- [Source data]:
══════════
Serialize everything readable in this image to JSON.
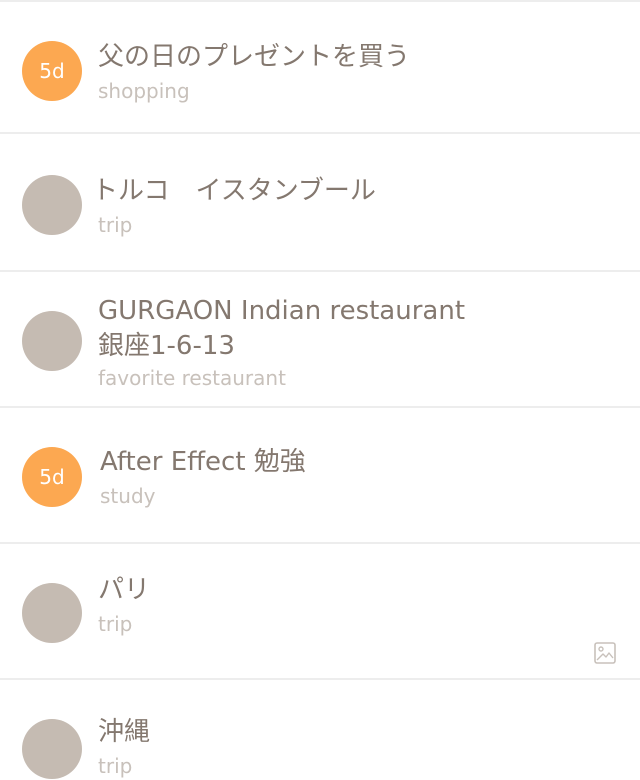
{
  "items": [
    {
      "badge": "5d",
      "title": "父の日のプレゼントを買う",
      "subtitle": "shopping"
    },
    {
      "badge": "",
      "title": "トルコ　イスタンブール",
      "subtitle": "trip"
    },
    {
      "badge": "",
      "title": "GURGAON Indian restaurant",
      "title_line2": "銀座1-6-13",
      "subtitle": "favorite restaurant"
    },
    {
      "badge": "5d",
      "title": "After Effect 勉強",
      "subtitle": "study"
    },
    {
      "badge": "",
      "title": "パリ",
      "subtitle": "trip",
      "attachment_icon": "image-icon"
    },
    {
      "badge": "",
      "title": "沖縄",
      "subtitle": "trip"
    }
  ],
  "colors": {
    "accent_badge": "#fca851",
    "neutral_badge": "#c5bbb2",
    "title_text": "#84786f",
    "subtitle_text": "#c8c1bb",
    "divider": "#ededed"
  }
}
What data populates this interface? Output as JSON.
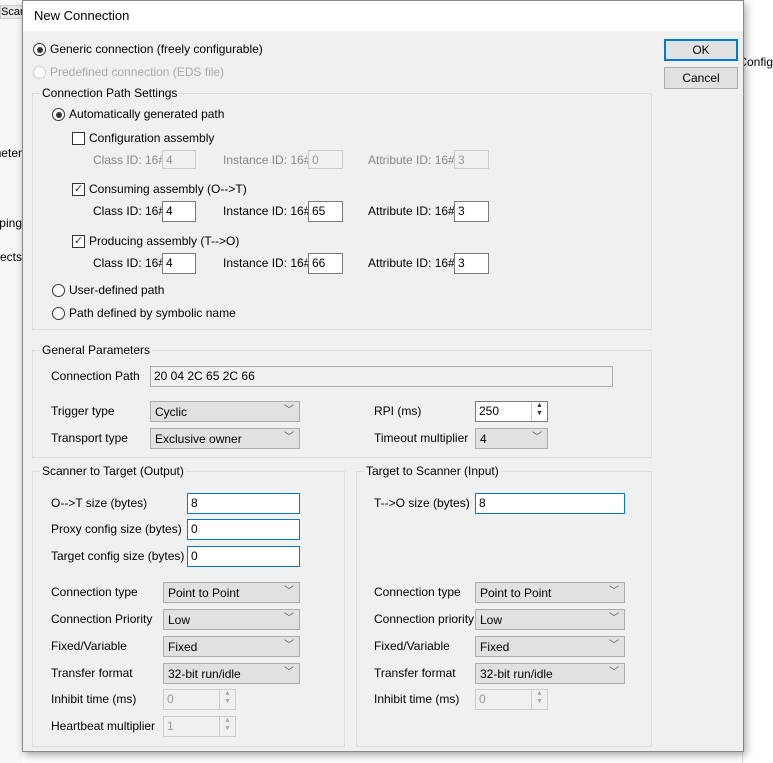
{
  "background": {
    "left_texts": [
      "Scan",
      "meter",
      "pping",
      "ects"
    ],
    "right_text": "Config"
  },
  "dialog": {
    "title": "New Connection",
    "ok": "OK",
    "cancel": "Cancel",
    "generic": "Generic connection (freely configurable)",
    "predefined": "Predefined connection (EDS file)",
    "path_settings": {
      "legend": "Connection Path Settings",
      "auto": "Automatically generated path",
      "config_assembly": {
        "label": "Configuration assembly",
        "checked": false,
        "class_id": "4",
        "instance_id": "0",
        "attribute_id": "3"
      },
      "consuming": {
        "label": "Consuming assembly (O-->T)",
        "checked": true,
        "class_id": "4",
        "instance_id": "65",
        "attribute_id": "3"
      },
      "producing": {
        "label": "Producing assembly (T-->O)",
        "checked": true,
        "class_id": "4",
        "instance_id": "66",
        "attribute_id": "3"
      },
      "class_label": "Class ID: 16#",
      "instance_label": "Instance ID: 16#",
      "attribute_label": "Attribute ID: 16#",
      "user_defined": "User-defined path",
      "symbolic": "Path defined by symbolic name"
    },
    "general": {
      "legend": "General Parameters",
      "conn_path_label": "Connection Path",
      "conn_path": "20 04 2C 65 2C 66",
      "trigger_label": "Trigger type",
      "trigger": "Cyclic",
      "transport_label": "Transport type",
      "transport": "Exclusive owner",
      "rpi_label": "RPI (ms)",
      "rpi": "250",
      "timeout_label": "Timeout multiplier",
      "timeout": "4"
    },
    "output": {
      "legend": "Scanner to Target (Output)",
      "size_label": "O-->T size (bytes)",
      "size": "8",
      "proxy_label": "Proxy config size (bytes)",
      "proxy": "0",
      "target_label": "Target config size (bytes)",
      "target": "0",
      "conn_type_label": "Connection type",
      "conn_type": "Point to Point",
      "priority_label": "Connection Priority",
      "priority": "Low",
      "fixed_label": "Fixed/Variable",
      "fixed": "Fixed",
      "format_label": "Transfer format",
      "format": "32-bit run/idle",
      "inhibit_label": "Inhibit time (ms)",
      "inhibit": "0",
      "heartbeat_label": "Heartbeat multiplier",
      "heartbeat": "1"
    },
    "input": {
      "legend": "Target to Scanner (Input)",
      "size_label": "T-->O size (bytes)",
      "size": "8",
      "conn_type_label": "Connection type",
      "conn_type": "Point to Point",
      "priority_label": "Connection priority",
      "priority": "Low",
      "fixed_label": "Fixed/Variable",
      "fixed": "Fixed",
      "format_label": "Transfer format",
      "format": "32-bit run/idle",
      "inhibit_label": "Inhibit time (ms)",
      "inhibit": "0"
    }
  }
}
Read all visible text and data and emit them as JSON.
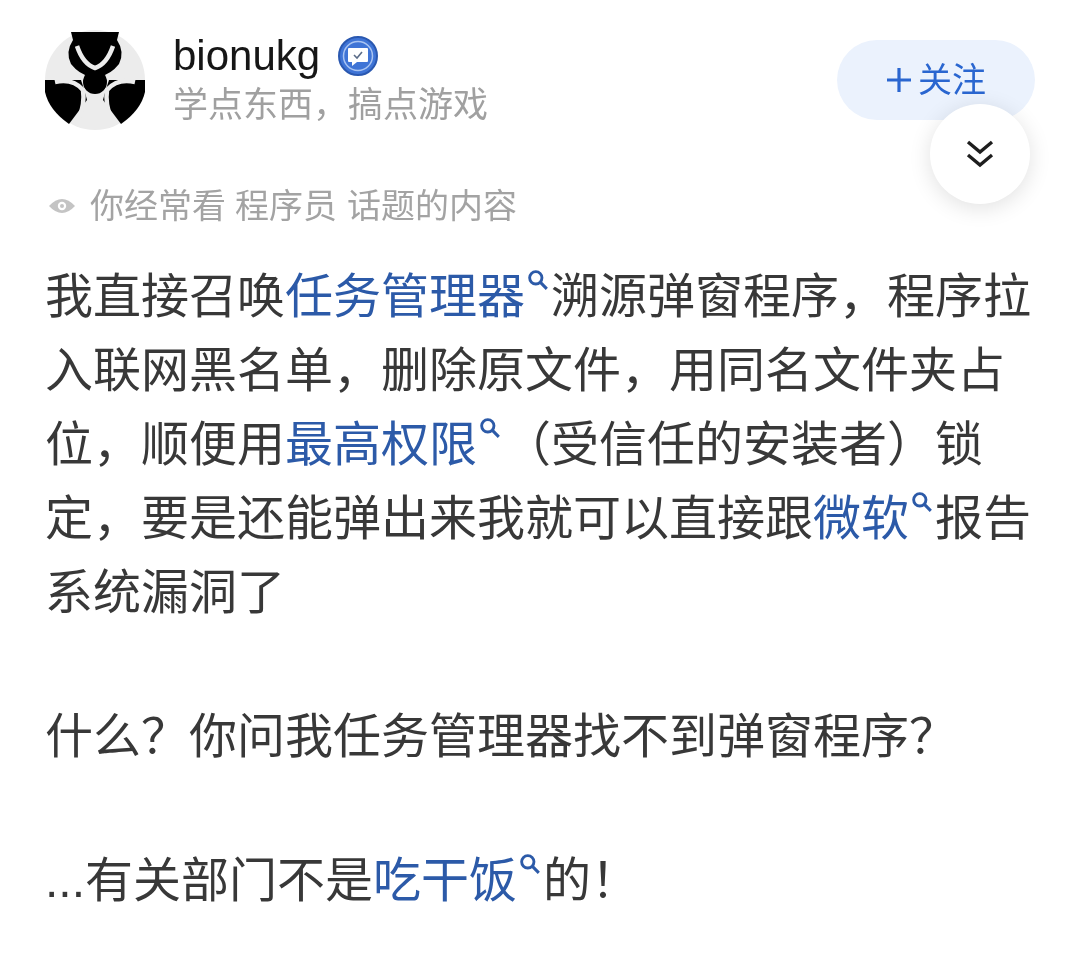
{
  "author": {
    "name": "bionukg",
    "verified": true,
    "bio": "学点东西，搞点游戏"
  },
  "follow_button": {
    "label": "关注"
  },
  "topic_hint": {
    "text": "你经常看 程序员 话题的内容"
  },
  "paragraphs": [
    [
      {
        "kind": "text",
        "text": "我直接召唤"
      },
      {
        "kind": "link",
        "text": "任务管理器"
      },
      {
        "kind": "text",
        "text": "溯源弹窗程序，程序拉入联网黑名单，删除原文件，用同名文件夹占位，顺便用"
      },
      {
        "kind": "link",
        "text": "最高权限"
      },
      {
        "kind": "text",
        "text": "（受信任的安装者）锁定，要是还能弹出来我就可以直接跟"
      },
      {
        "kind": "link",
        "text": "微软"
      },
      {
        "kind": "text",
        "text": "报告系统漏洞了"
      }
    ],
    [
      {
        "kind": "text",
        "text": "什么？你问我任务管理器找不到弹窗程序？"
      }
    ],
    [
      {
        "kind": "text",
        "text": "...有关部门不是"
      },
      {
        "kind": "link",
        "text": "吃干饭"
      },
      {
        "kind": "text",
        "text": "的！"
      }
    ]
  ]
}
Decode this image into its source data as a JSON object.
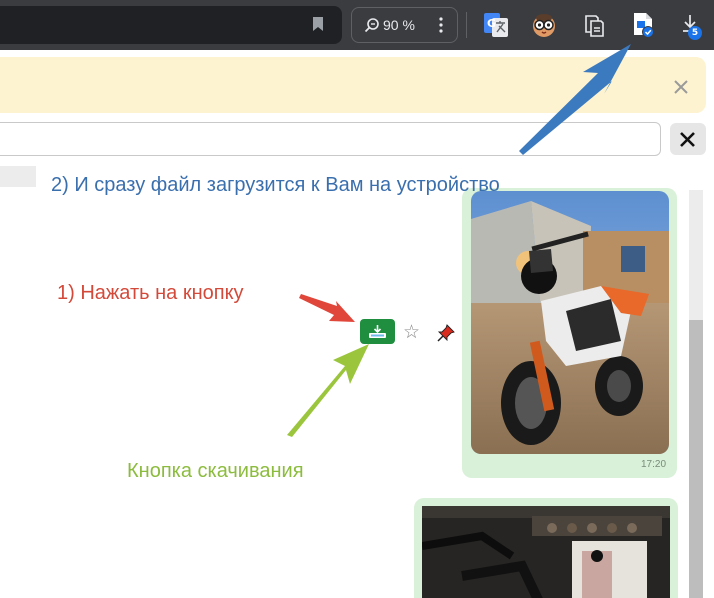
{
  "browser": {
    "zoom_label": "90 %",
    "downloads_count": "5"
  },
  "chat": {
    "message_time": "17:20"
  },
  "annotations": {
    "step2": "2) И сразу файл загрузится к Вам на устройство",
    "step1": "1) Нажать на кнопку",
    "download_hint": "Кнопка скачивания"
  },
  "colors": {
    "toolbar": "#3b3c40",
    "notice": "#fdf3d1",
    "bubble": "#d8f1d8",
    "download_button": "#1f8f3f",
    "step2_text": "#3a6fae",
    "step1_text": "#d44a3a",
    "hint_text": "#8cbc3e"
  }
}
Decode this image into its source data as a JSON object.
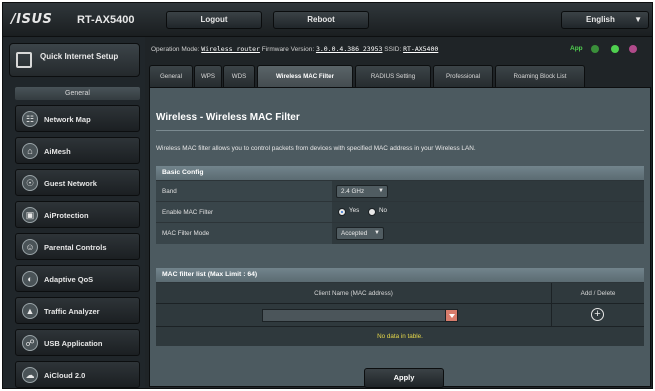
{
  "header": {
    "brand": "/ISUS",
    "model": "RT-AX5400",
    "logout_label": "Logout",
    "reboot_label": "Reboot",
    "language": "English"
  },
  "status_bar": {
    "operation_mode_label": "Operation Mode:",
    "operation_mode_value": "Wireless router",
    "firmware_label": "Firmware Version:",
    "firmware_value": "3.0.0.4.386_23953",
    "ssid_label": "SSID:",
    "ssid_value": "RT-AX5400",
    "app_label": "App",
    "icon_colors": [
      "#3a8f3a",
      "#4fd04f",
      "#b04a8a"
    ]
  },
  "sidebar": {
    "quick_setup_label": "Quick Internet Setup",
    "section_label": "General",
    "items": [
      {
        "label": "Network Map",
        "icon": "network-map-icon"
      },
      {
        "label": "AiMesh",
        "icon": "aimesh-icon"
      },
      {
        "label": "Guest Network",
        "icon": "guest-network-icon"
      },
      {
        "label": "AiProtection",
        "icon": "aiprotection-icon"
      },
      {
        "label": "Parental Controls",
        "icon": "parental-controls-icon"
      },
      {
        "label": "Adaptive QoS",
        "icon": "adaptive-qos-icon"
      },
      {
        "label": "Traffic Analyzer",
        "icon": "traffic-analyzer-icon"
      },
      {
        "label": "USB Application",
        "icon": "usb-application-icon"
      },
      {
        "label": "AiCloud 2.0",
        "icon": "aicloud-icon"
      }
    ]
  },
  "tabs": [
    {
      "label": "General",
      "active": false
    },
    {
      "label": "WPS",
      "active": false
    },
    {
      "label": "WDS",
      "active": false
    },
    {
      "label": "Wireless MAC Filter",
      "active": true
    },
    {
      "label": "RADIUS Setting",
      "active": false
    },
    {
      "label": "Professional",
      "active": false
    },
    {
      "label": "Roaming Block List",
      "active": false
    }
  ],
  "main": {
    "title": "Wireless - Wireless MAC Filter",
    "description": "Wireless MAC filter allows you to control packets from devices with specified MAC address in your Wireless LAN.",
    "basic_config": {
      "heading": "Basic Config",
      "band_label": "Band",
      "band_value": "2.4 GHz",
      "enable_label": "Enable MAC Filter",
      "enable_yes": "Yes",
      "enable_no": "No",
      "enable_selected": "Yes",
      "mode_label": "MAC Filter Mode",
      "mode_value": "Accepted"
    },
    "mac_list": {
      "heading": "MAC filter list (Max Limit : 64)",
      "col_client": "Client Name (MAC address)",
      "col_action": "Add / Delete",
      "input_value": "",
      "empty_text": "No data in table."
    },
    "apply_label": "Apply"
  }
}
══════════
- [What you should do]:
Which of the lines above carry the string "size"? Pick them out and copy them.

- [The completed task]:
      "size_label": "O-->T size (bytes)",
      "size": "8",
      "proxy_label": "Proxy config size (bytes)",
      "target_label": "Target config size (bytes)",
      "size_label": "T-->O size (bytes)",
      "size": "8",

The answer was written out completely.